Start of Block

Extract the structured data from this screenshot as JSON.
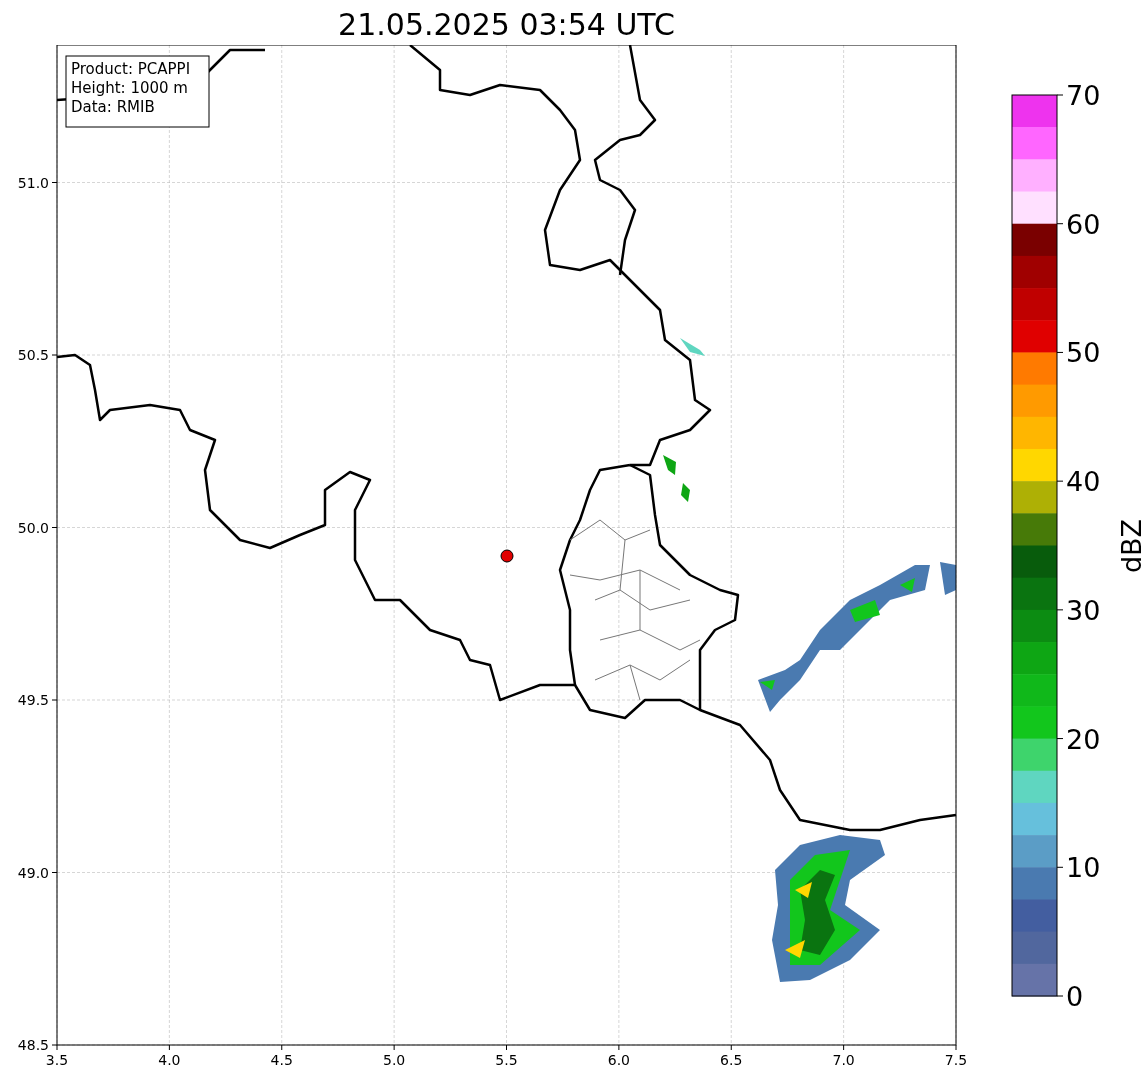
{
  "title": "21.05.2025 03:54 UTC",
  "info_box": [
    "Product: PCAPPI",
    "Height: 1000 m",
    "Data: RMIB"
  ],
  "x_ticks": [
    "3.5",
    "4.0",
    "4.5",
    "5.0",
    "5.5",
    "6.0",
    "6.5",
    "7.0",
    "7.5"
  ],
  "y_ticks": [
    "51.0",
    "50.5",
    "50.0",
    "49.5",
    "49.0",
    "48.5"
  ],
  "colorbar": {
    "label": "dBZ",
    "ticks": [
      "70",
      "60",
      "50",
      "40",
      "30",
      "20",
      "10",
      "0"
    ],
    "bins": [
      {
        "color": "#ee33ee"
      },
      {
        "color": "#ff66ff"
      },
      {
        "color": "#ffb0ff"
      },
      {
        "color": "#ffe0ff"
      },
      {
        "color": "#7a0000"
      },
      {
        "color": "#a00000"
      },
      {
        "color": "#c00000"
      },
      {
        "color": "#e00000"
      },
      {
        "color": "#ff7a00"
      },
      {
        "color": "#ff9a00"
      },
      {
        "color": "#ffb600"
      },
      {
        "color": "#ffd700"
      },
      {
        "color": "#aeb005"
      },
      {
        "color": "#477a08"
      },
      {
        "color": "#085c0c"
      },
      {
        "color": "#0a7410"
      },
      {
        "color": "#0c8c12"
      },
      {
        "color": "#0ea614"
      },
      {
        "color": "#10b81a"
      },
      {
        "color": "#12c61c"
      },
      {
        "color": "#3ed46c"
      },
      {
        "color": "#5fd6c0"
      },
      {
        "color": "#66c0dc"
      },
      {
        "color": "#5b9dc6"
      },
      {
        "color": "#4a7ab0"
      },
      {
        "color": "#435ea0"
      },
      {
        "color": "#51679e"
      },
      {
        "color": "#6673a8"
      }
    ]
  }
}
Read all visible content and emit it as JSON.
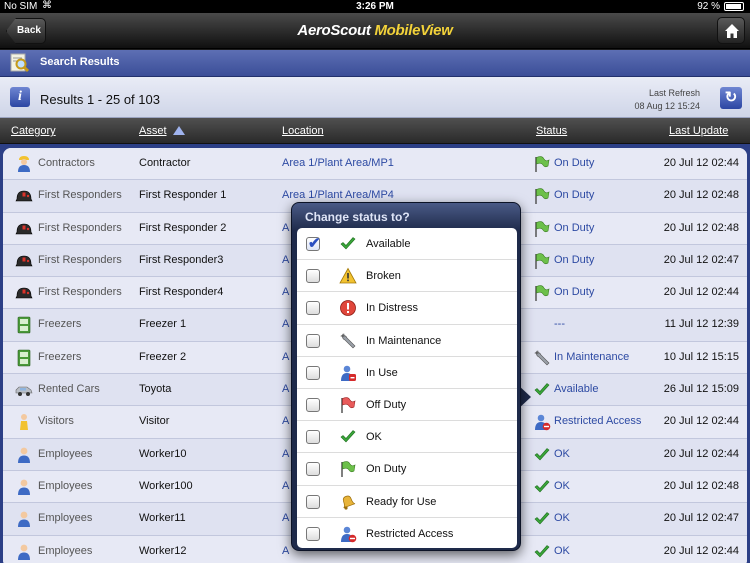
{
  "status_bar": {
    "carrier": "No SIM",
    "time": "3:26 PM",
    "battery": "92 %"
  },
  "nav": {
    "back_label": "Back",
    "title_part1": "AeroScout ",
    "title_part2": "MobileView"
  },
  "section": {
    "title": "Search Results"
  },
  "results": {
    "count_text": "Results 1 - 25 of 103",
    "refresh_label": "Last Refresh",
    "refresh_time": "08 Aug 12 15:24"
  },
  "table": {
    "headers": {
      "category": "Category",
      "asset": "Asset",
      "location": "Location",
      "status": "Status",
      "last_update": "Last Update"
    },
    "rows": [
      {
        "cat_icon": "contractor-icon",
        "category": "Contractors",
        "asset": "Contractor",
        "location": "Area 1/Plant Area/MP1",
        "status_icon": "on-duty-flag-icon",
        "status": "On Duty",
        "updated": "20 Jul 12 02:44"
      },
      {
        "cat_icon": "helmet-icon",
        "category": "First Responders",
        "asset": "First Responder 1",
        "location": "Area 1/Plant Area/MP4",
        "status_icon": "on-duty-flag-icon",
        "status": "On Duty",
        "updated": "20 Jul 12 02:48"
      },
      {
        "cat_icon": "helmet-icon",
        "category": "First Responders",
        "asset": "First Responder 2",
        "location": "A",
        "status_icon": "on-duty-flag-icon",
        "status": "On Duty",
        "updated": "20 Jul 12 02:48"
      },
      {
        "cat_icon": "helmet-icon",
        "category": "First Responders",
        "asset": "First Responder3",
        "location": "A",
        "status_icon": "on-duty-flag-icon",
        "status": "On Duty",
        "updated": "20 Jul 12 02:47"
      },
      {
        "cat_icon": "helmet-icon",
        "category": "First Responders",
        "asset": "First Responder4",
        "location": "A",
        "status_icon": "on-duty-flag-icon",
        "status": "On Duty",
        "updated": "20 Jul 12 02:44"
      },
      {
        "cat_icon": "freezer-icon",
        "category": "Freezers",
        "asset": "Freezer 1",
        "location": "A",
        "status_icon": "",
        "status": "---",
        "updated": "11 Jul 12 12:39"
      },
      {
        "cat_icon": "freezer-icon",
        "category": "Freezers",
        "asset": "Freezer 2",
        "location": "A",
        "status_icon": "wrench-icon",
        "status": "In Maintenance",
        "updated": "10 Jul 12 15:15"
      },
      {
        "cat_icon": "car-icon",
        "category": "Rented Cars",
        "asset": "Toyota",
        "location": "A",
        "status_icon": "check-icon",
        "status": "Available",
        "updated": "26 Jul 12 15:09"
      },
      {
        "cat_icon": "visitor-icon",
        "category": "Visitors",
        "asset": "Visitor",
        "location": "A",
        "status_icon": "restricted-icon",
        "status": "Restricted Access",
        "updated": "20 Jul 12 02:44"
      },
      {
        "cat_icon": "person-icon",
        "category": "Employees",
        "asset": "Worker10",
        "location": "A",
        "status_icon": "check-icon",
        "status": "OK",
        "updated": "20 Jul 12 02:44"
      },
      {
        "cat_icon": "person-icon",
        "category": "Employees",
        "asset": "Worker100",
        "location": "A",
        "status_icon": "check-icon",
        "status": "OK",
        "updated": "20 Jul 12 02:48"
      },
      {
        "cat_icon": "person-icon",
        "category": "Employees",
        "asset": "Worker11",
        "location": "A",
        "status_icon": "check-icon",
        "status": "OK",
        "updated": "20 Jul 12 02:47"
      },
      {
        "cat_icon": "person-icon",
        "category": "Employees",
        "asset": "Worker12",
        "location": "A",
        "status_icon": "check-icon",
        "status": "OK",
        "updated": "20 Jul 12 02:44"
      }
    ]
  },
  "popover": {
    "title": "Change status to?",
    "options": [
      {
        "label": "Available",
        "icon": "check-icon",
        "checked": true
      },
      {
        "label": "Broken",
        "icon": "warning-icon",
        "checked": false
      },
      {
        "label": "In Distress",
        "icon": "distress-icon",
        "checked": false
      },
      {
        "label": "In Maintenance",
        "icon": "wrench-icon",
        "checked": false
      },
      {
        "label": "In Use",
        "icon": "in-use-icon",
        "checked": false
      },
      {
        "label": "Off Duty",
        "icon": "off-duty-flag-icon",
        "checked": false
      },
      {
        "label": "OK",
        "icon": "check-icon",
        "checked": false
      },
      {
        "label": "On Duty",
        "icon": "on-duty-flag-icon",
        "checked": false
      },
      {
        "label": "Ready for Use",
        "icon": "bell-icon",
        "checked": false
      },
      {
        "label": "Restricted Access",
        "icon": "restricted-icon",
        "checked": false
      }
    ]
  }
}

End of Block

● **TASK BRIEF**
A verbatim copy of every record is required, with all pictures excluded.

● **RESULT OF THIS TASK**
Extract the structured data from this screenshot as JSON.
{
  "title": "21.05.2025 03:54 UTC",
  "info_box": [
    "Product: PCAPPI",
    "Height: 1000 m",
    "Data: RMIB"
  ],
  "x_ticks": [
    "3.5",
    "4.0",
    "4.5",
    "5.0",
    "5.5",
    "6.0",
    "6.5",
    "7.0",
    "7.5"
  ],
  "y_ticks": [
    "51.0",
    "50.5",
    "50.0",
    "49.5",
    "49.0",
    "48.5"
  ],
  "colorbar": {
    "label": "dBZ",
    "ticks": [
      "70",
      "60",
      "50",
      "40",
      "30",
      "20",
      "10",
      "0"
    ],
    "bins": [
      {
        "color": "#ee33ee"
      },
      {
        "color": "#ff66ff"
      },
      {
        "color": "#ffb0ff"
      },
      {
        "color": "#ffe0ff"
      },
      {
        "color": "#7a0000"
      },
      {
        "color": "#a00000"
      },
      {
        "color": "#c00000"
      },
      {
        "color": "#e00000"
      },
      {
        "color": "#ff7a00"
      },
      {
        "color": "#ff9a00"
      },
      {
        "color": "#ffb600"
      },
      {
        "color": "#ffd700"
      },
      {
        "color": "#aeb005"
      },
      {
        "color": "#477a08"
      },
      {
        "color": "#085c0c"
      },
      {
        "color": "#0a7410"
      },
      {
        "color": "#0c8c12"
      },
      {
        "color": "#0ea614"
      },
      {
        "color": "#10b81a"
      },
      {
        "color": "#12c61c"
      },
      {
        "color": "#3ed46c"
      },
      {
        "color": "#5fd6c0"
      },
      {
        "color": "#66c0dc"
      },
      {
        "color": "#5b9dc6"
      },
      {
        "color": "#4a7ab0"
      },
      {
        "color": "#435ea0"
      },
      {
        "color": "#51679e"
      },
      {
        "color": "#6673a8"
      }
    ]
  }
}
Read all visible content and emit it as JSON.
{
  "status_bar": {
    "carrier": "No SIM",
    "time": "3:26 PM",
    "battery": "92 %"
  },
  "nav": {
    "back_label": "Back",
    "title_part1": "AeroScout ",
    "title_part2": "MobileView"
  },
  "section": {
    "title": "Search Results"
  },
  "results": {
    "count_text": "Results 1 - 25 of 103",
    "refresh_label": "Last Refresh",
    "refresh_time": "08 Aug 12 15:24"
  },
  "table": {
    "headers": {
      "category": "Category",
      "asset": "Asset",
      "location": "Location",
      "status": "Status",
      "last_update": "Last Update"
    },
    "rows": [
      {
        "cat_icon": "contractor-icon",
        "category": "Contractors",
        "asset": "Contractor",
        "location": "Area 1/Plant Area/MP1",
        "status_icon": "on-duty-flag-icon",
        "status": "On Duty",
        "updated": "20 Jul 12 02:44"
      },
      {
        "cat_icon": "helmet-icon",
        "category": "First Responders",
        "asset": "First Responder 1",
        "location": "Area 1/Plant Area/MP4",
        "status_icon": "on-duty-flag-icon",
        "status": "On Duty",
        "updated": "20 Jul 12 02:48"
      },
      {
        "cat_icon": "helmet-icon",
        "category": "First Responders",
        "asset": "First Responder 2",
        "location": "A",
        "status_icon": "on-duty-flag-icon",
        "status": "On Duty",
        "updated": "20 Jul 12 02:48"
      },
      {
        "cat_icon": "helmet-icon",
        "category": "First Responders",
        "asset": "First Responder3",
        "location": "A",
        "status_icon": "on-duty-flag-icon",
        "status": "On Duty",
        "updated": "20 Jul 12 02:47"
      },
      {
        "cat_icon": "helmet-icon",
        "category": "First Responders",
        "asset": "First Responder4",
        "location": "A",
        "status_icon": "on-duty-flag-icon",
        "status": "On Duty",
        "updated": "20 Jul 12 02:44"
      },
      {
        "cat_icon": "freezer-icon",
        "category": "Freezers",
        "asset": "Freezer 1",
        "location": "A",
        "status_icon": "",
        "status": "---",
        "updated": "11 Jul 12 12:39"
      },
      {
        "cat_icon": "freezer-icon",
        "category": "Freezers",
        "asset": "Freezer 2",
        "location": "A",
        "status_icon": "wrench-icon",
        "status": "In Maintenance",
        "updated": "10 Jul 12 15:15"
      },
      {
        "cat_icon": "car-icon",
        "category": "Rented Cars",
        "asset": "Toyota",
        "location": "A",
        "status_icon": "check-icon",
        "status": "Available",
        "updated": "26 Jul 12 15:09"
      },
      {
        "cat_icon": "visitor-icon",
        "category": "Visitors",
        "asset": "Visitor",
        "location": "A",
        "status_icon": "restricted-icon",
        "status": "Restricted Access",
        "updated": "20 Jul 12 02:44"
      },
      {
        "cat_icon": "person-icon",
        "category": "Employees",
        "asset": "Worker10",
        "location": "A",
        "status_icon": "check-icon",
        "status": "OK",
        "updated": "20 Jul 12 02:44"
      },
      {
        "cat_icon": "person-icon",
        "category": "Employees",
        "asset": "Worker100",
        "location": "A",
        "status_icon": "check-icon",
        "status": "OK",
        "updated": "20 Jul 12 02:48"
      },
      {
        "cat_icon": "person-icon",
        "category": "Employees",
        "asset": "Worker11",
        "location": "A",
        "status_icon": "check-icon",
        "status": "OK",
        "updated": "20 Jul 12 02:47"
      },
      {
        "cat_icon": "person-icon",
        "category": "Employees",
        "asset": "Worker12",
        "location": "A",
        "status_icon": "check-icon",
        "status": "OK",
        "updated": "20 Jul 12 02:44"
      }
    ]
  },
  "popover": {
    "title": "Change status to?",
    "options": [
      {
        "label": "Available",
        "icon": "check-icon",
        "checked": true
      },
      {
        "label": "Broken",
        "icon": "warning-icon",
        "checked": false
      },
      {
        "label": "In Distress",
        "icon": "distress-icon",
        "checked": false
      },
      {
        "label": "In Maintenance",
        "icon": "wrench-icon",
        "checked": false
      },
      {
        "label": "In Use",
        "icon": "in-use-icon",
        "checked": false
      },
      {
        "label": "Off Duty",
        "icon": "off-duty-flag-icon",
        "checked": false
      },
      {
        "label": "OK",
        "icon": "check-icon",
        "checked": false
      },
      {
        "label": "On Duty",
        "icon": "on-duty-flag-icon",
        "checked": false
      },
      {
        "label": "Ready for Use",
        "icon": "bell-icon",
        "checked": false
      },
      {
        "label": "Restricted Access",
        "icon": "restricted-icon",
        "checked": false
      }
    ]
  }
}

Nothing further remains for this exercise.